PROBLEM DETAILS:
Filter the records for lines holding the string "price".

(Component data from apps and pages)
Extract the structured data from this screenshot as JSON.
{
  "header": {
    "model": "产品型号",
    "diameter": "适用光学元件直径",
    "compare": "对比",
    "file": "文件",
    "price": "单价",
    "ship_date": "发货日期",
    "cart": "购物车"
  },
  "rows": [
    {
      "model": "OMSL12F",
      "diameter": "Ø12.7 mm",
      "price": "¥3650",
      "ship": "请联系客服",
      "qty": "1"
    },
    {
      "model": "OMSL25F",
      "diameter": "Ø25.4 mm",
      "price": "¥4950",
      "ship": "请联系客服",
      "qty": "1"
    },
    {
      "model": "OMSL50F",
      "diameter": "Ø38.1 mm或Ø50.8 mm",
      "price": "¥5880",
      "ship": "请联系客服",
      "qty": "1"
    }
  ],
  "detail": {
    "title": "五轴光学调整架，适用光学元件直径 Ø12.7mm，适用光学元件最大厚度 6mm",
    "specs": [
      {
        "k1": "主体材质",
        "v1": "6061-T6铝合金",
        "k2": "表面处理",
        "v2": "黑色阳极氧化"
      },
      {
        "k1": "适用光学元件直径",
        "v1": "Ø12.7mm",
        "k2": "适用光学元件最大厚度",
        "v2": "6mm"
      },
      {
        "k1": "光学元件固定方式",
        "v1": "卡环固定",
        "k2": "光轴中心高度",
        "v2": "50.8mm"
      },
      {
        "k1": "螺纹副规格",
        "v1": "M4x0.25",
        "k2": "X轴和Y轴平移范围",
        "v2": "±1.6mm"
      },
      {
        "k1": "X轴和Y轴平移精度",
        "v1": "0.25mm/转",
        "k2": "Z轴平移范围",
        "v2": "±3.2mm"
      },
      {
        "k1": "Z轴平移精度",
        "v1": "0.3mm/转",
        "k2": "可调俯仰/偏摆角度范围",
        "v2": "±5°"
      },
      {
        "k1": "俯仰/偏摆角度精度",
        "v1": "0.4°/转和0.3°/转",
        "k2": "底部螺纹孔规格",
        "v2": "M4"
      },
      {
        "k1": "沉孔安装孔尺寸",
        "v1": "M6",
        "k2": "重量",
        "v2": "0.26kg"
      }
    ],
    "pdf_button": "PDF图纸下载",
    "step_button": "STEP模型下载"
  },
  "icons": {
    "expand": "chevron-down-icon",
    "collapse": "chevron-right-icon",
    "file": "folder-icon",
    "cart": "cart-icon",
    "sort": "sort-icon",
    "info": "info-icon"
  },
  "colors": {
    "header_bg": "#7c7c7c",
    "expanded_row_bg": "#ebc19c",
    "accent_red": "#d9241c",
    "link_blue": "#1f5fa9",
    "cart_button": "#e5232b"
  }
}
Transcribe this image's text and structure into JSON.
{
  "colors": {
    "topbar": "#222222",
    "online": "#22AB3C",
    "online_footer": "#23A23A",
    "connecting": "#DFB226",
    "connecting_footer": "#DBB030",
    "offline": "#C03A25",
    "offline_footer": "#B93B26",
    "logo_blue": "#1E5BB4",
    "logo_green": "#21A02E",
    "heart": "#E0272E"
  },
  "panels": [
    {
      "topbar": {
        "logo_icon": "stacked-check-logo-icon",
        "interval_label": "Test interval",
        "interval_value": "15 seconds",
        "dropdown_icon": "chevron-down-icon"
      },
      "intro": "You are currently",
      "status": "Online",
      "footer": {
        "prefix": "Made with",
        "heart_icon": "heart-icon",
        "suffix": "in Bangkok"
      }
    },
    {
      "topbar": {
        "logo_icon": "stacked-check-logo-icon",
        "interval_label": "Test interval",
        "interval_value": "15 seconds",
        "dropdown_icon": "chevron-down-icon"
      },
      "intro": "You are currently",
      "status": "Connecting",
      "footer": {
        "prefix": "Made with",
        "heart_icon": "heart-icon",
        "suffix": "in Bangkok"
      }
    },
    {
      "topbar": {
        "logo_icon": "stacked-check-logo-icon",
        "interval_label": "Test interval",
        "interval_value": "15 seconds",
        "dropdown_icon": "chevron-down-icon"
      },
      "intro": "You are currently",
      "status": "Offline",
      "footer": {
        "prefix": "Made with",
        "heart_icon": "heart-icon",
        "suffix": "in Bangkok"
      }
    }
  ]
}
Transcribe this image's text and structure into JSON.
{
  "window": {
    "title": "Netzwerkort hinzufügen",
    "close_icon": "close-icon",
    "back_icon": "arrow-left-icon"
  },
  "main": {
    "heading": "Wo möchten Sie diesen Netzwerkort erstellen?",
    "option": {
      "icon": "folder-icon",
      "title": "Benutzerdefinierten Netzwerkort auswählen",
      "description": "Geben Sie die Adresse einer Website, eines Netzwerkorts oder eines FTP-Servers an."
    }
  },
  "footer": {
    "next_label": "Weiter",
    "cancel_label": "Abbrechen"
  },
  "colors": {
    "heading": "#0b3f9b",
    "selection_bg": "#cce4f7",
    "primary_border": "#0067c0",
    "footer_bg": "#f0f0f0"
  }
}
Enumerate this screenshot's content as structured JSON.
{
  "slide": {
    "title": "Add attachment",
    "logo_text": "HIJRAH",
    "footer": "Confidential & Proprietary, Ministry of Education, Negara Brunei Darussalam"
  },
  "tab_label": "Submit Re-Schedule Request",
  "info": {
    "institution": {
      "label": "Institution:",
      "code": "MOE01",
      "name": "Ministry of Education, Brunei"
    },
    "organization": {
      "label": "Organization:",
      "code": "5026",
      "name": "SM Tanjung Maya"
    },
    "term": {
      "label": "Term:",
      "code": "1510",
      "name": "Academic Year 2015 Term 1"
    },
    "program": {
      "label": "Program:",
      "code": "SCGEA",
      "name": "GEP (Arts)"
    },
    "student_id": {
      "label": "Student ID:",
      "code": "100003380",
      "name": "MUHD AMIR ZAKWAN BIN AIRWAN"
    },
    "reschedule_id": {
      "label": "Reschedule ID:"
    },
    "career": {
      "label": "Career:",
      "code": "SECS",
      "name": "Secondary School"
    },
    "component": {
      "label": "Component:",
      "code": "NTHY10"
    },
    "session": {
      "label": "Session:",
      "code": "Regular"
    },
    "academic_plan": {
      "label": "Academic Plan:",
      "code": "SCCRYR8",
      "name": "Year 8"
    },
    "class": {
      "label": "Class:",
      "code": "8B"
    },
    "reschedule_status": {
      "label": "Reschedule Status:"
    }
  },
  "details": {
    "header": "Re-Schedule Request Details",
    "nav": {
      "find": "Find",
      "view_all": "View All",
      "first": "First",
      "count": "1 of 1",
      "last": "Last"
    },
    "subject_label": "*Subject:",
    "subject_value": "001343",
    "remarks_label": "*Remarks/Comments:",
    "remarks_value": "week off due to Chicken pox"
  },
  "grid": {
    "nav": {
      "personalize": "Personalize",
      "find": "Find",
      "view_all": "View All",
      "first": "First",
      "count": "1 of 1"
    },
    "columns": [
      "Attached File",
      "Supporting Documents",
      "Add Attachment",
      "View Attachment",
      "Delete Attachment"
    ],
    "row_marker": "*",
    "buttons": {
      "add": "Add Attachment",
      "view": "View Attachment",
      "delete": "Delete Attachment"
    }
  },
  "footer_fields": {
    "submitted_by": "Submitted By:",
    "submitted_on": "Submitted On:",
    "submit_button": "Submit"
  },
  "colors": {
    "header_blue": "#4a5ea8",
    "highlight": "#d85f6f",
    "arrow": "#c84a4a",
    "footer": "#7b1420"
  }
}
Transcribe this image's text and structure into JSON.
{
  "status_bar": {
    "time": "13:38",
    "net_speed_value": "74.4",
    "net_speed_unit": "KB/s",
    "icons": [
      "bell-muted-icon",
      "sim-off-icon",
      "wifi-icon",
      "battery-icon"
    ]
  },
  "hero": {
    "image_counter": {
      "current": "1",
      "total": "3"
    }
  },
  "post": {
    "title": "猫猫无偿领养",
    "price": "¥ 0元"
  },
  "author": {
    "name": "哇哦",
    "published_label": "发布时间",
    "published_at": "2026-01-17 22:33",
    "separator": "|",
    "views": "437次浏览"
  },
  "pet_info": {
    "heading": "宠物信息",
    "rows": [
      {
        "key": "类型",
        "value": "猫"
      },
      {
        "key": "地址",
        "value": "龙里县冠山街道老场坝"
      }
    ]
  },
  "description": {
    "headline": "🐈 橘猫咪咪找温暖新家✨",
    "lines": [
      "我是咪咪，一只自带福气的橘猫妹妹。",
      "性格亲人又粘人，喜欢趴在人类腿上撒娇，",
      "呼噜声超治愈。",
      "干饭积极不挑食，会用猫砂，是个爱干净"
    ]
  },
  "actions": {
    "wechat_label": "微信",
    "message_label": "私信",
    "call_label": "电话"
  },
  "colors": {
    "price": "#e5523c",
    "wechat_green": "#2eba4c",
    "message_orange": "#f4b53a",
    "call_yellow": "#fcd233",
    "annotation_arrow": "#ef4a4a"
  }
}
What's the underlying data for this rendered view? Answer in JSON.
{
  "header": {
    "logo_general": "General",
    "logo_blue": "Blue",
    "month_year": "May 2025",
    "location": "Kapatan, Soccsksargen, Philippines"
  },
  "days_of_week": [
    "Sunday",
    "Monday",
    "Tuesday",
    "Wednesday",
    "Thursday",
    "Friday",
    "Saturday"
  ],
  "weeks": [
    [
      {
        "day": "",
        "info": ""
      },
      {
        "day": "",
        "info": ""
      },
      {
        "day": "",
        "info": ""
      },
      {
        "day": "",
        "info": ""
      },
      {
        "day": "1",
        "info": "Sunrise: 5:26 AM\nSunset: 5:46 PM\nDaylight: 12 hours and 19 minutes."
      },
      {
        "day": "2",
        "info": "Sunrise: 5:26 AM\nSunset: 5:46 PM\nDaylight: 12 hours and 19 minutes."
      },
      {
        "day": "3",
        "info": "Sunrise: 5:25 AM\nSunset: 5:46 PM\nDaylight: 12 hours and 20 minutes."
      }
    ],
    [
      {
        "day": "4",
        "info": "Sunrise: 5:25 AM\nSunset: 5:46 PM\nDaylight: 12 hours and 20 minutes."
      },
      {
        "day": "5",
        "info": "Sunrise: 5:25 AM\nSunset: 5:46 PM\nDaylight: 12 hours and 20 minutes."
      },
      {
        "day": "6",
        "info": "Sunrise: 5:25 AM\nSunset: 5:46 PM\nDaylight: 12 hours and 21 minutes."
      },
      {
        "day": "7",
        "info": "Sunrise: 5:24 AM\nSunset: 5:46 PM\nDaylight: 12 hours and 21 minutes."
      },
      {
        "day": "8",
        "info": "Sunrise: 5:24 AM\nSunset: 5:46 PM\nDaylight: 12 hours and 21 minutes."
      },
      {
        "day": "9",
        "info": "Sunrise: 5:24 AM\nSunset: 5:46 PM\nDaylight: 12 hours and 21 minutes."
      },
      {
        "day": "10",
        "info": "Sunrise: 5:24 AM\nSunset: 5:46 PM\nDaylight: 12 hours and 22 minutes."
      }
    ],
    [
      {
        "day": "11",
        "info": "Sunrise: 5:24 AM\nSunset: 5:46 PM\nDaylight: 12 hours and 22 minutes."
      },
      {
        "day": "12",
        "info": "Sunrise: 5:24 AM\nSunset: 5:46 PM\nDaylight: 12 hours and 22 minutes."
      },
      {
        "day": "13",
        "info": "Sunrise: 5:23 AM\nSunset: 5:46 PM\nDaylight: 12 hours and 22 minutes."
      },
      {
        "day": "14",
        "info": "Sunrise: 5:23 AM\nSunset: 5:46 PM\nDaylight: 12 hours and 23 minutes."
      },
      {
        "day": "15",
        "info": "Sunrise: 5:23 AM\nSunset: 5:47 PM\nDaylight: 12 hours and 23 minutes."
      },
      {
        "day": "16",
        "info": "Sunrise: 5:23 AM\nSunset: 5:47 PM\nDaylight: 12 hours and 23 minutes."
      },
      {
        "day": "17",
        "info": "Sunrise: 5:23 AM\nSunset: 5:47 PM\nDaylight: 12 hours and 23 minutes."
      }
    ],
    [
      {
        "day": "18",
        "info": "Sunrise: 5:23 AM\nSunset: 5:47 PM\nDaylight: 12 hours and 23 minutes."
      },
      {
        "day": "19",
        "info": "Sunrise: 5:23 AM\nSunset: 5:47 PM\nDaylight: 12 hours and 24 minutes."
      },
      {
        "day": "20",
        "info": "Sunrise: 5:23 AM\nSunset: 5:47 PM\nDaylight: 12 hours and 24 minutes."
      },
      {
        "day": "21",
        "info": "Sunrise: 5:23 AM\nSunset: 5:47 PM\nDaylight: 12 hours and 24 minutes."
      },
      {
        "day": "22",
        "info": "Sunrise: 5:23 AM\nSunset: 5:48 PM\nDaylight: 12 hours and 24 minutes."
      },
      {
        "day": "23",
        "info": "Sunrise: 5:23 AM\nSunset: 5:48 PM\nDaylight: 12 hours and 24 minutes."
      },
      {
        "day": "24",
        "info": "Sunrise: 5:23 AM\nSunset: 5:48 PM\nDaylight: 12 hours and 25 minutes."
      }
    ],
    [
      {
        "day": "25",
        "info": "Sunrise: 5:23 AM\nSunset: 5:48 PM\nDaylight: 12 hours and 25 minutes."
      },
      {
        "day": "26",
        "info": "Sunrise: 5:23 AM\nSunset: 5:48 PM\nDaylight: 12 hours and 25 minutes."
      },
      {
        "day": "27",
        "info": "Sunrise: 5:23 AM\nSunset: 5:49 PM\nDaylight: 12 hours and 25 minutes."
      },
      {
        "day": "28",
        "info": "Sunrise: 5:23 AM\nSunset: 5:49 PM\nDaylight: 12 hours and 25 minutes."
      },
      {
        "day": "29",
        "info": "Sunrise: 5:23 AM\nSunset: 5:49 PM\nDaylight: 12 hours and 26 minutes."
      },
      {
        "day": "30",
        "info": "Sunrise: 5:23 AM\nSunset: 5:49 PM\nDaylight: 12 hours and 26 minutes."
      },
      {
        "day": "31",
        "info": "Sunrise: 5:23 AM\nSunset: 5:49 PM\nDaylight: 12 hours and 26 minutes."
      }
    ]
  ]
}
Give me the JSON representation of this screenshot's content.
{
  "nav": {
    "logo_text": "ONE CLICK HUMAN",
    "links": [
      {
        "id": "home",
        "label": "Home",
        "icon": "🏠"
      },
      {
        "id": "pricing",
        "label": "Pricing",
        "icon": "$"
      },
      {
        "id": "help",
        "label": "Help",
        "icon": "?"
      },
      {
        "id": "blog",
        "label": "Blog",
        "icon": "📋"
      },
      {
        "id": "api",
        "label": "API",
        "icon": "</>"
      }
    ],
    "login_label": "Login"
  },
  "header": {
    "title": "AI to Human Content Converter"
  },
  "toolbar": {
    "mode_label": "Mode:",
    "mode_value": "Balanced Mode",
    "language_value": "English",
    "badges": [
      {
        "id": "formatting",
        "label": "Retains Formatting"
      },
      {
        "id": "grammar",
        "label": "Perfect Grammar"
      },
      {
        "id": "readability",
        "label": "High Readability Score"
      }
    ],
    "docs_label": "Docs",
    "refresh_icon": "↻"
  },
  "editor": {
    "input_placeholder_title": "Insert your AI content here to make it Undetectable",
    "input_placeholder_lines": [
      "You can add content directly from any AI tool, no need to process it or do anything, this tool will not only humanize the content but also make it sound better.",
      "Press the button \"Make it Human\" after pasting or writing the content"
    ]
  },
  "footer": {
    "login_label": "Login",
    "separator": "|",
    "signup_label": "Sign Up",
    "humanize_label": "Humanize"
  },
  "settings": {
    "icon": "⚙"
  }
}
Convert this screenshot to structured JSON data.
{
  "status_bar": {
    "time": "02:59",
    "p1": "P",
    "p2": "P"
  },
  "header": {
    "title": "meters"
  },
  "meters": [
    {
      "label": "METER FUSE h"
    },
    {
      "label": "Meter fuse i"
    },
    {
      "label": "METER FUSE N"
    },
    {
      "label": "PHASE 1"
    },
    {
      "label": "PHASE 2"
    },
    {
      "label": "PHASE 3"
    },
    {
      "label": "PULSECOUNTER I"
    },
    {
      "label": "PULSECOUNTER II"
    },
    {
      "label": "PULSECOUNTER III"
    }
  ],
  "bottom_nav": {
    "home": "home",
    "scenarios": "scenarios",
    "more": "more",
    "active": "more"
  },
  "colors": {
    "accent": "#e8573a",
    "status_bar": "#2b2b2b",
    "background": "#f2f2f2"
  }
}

OUTPUT:
    "price": "单价",
      "price": "¥3650",
      "price": "¥4950",
      "price": "¥5880",
    "price": "¥ 0元"
    "price": "#e5523c",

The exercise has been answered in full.